• _RECORDED INFORMATION_

▬▬▬▬▬▬▬▬▬▬

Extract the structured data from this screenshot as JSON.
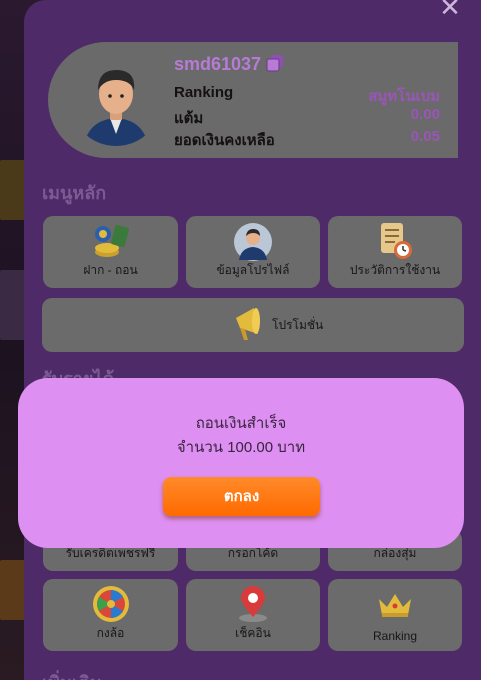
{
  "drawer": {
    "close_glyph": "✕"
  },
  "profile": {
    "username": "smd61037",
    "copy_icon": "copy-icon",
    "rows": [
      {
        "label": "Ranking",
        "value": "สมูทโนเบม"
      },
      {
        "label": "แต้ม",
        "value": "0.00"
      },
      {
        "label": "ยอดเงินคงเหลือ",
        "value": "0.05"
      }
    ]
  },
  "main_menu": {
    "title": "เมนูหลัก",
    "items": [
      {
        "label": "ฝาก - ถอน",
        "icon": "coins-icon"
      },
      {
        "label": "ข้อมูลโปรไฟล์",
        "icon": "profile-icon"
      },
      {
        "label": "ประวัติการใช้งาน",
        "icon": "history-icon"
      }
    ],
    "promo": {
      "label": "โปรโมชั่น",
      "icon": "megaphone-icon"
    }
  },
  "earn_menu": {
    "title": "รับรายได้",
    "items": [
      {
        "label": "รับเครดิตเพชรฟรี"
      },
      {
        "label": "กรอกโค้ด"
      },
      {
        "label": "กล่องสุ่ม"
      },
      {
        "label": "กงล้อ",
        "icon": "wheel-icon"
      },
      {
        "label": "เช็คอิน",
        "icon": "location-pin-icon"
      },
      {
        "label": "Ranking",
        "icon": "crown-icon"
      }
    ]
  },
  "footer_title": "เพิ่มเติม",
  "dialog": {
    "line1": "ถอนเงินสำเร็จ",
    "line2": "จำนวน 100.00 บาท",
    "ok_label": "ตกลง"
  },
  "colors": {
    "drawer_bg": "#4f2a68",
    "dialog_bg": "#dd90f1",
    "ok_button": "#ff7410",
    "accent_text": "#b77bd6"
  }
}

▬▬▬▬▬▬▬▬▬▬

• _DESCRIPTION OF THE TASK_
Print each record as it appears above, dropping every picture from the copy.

• _RESPONSE TO THIS TASK_
Extract the structured data from this screenshot as JSON.
{
  "drawer": {
    "close_glyph": "✕"
  },
  "profile": {
    "username": "smd61037",
    "copy_icon": "copy-icon",
    "rows": [
      {
        "label": "Ranking",
        "value": "สมูทโนเบม"
      },
      {
        "label": "แต้ม",
        "value": "0.00"
      },
      {
        "label": "ยอดเงินคงเหลือ",
        "value": "0.05"
      }
    ]
  },
  "main_menu": {
    "title": "เมนูหลัก",
    "items": [
      {
        "label": "ฝาก - ถอน",
        "icon": "coins-icon"
      },
      {
        "label": "ข้อมูลโปรไฟล์",
        "icon": "profile-icon"
      },
      {
        "label": "ประวัติการใช้งาน",
        "icon": "history-icon"
      }
    ],
    "promo": {
      "label": "โปรโมชั่น",
      "icon": "megaphone-icon"
    }
  },
  "earn_menu": {
    "title": "รับรายได้",
    "items": [
      {
        "label": "รับเครดิตเพชรฟรี"
      },
      {
        "label": "กรอกโค้ด"
      },
      {
        "label": "กล่องสุ่ม"
      },
      {
        "label": "กงล้อ",
        "icon": "wheel-icon"
      },
      {
        "label": "เช็คอิน",
        "icon": "location-pin-icon"
      },
      {
        "label": "Ranking",
        "icon": "crown-icon"
      }
    ]
  },
  "footer_title": "เพิ่มเติม",
  "dialog": {
    "line1": "ถอนเงินสำเร็จ",
    "line2": "จำนวน 100.00 บาท",
    "ok_label": "ตกลง"
  },
  "colors": {
    "drawer_bg": "#4f2a68",
    "dialog_bg": "#dd90f1",
    "ok_button": "#ff7410",
    "accent_text": "#b77bd6"
  }
}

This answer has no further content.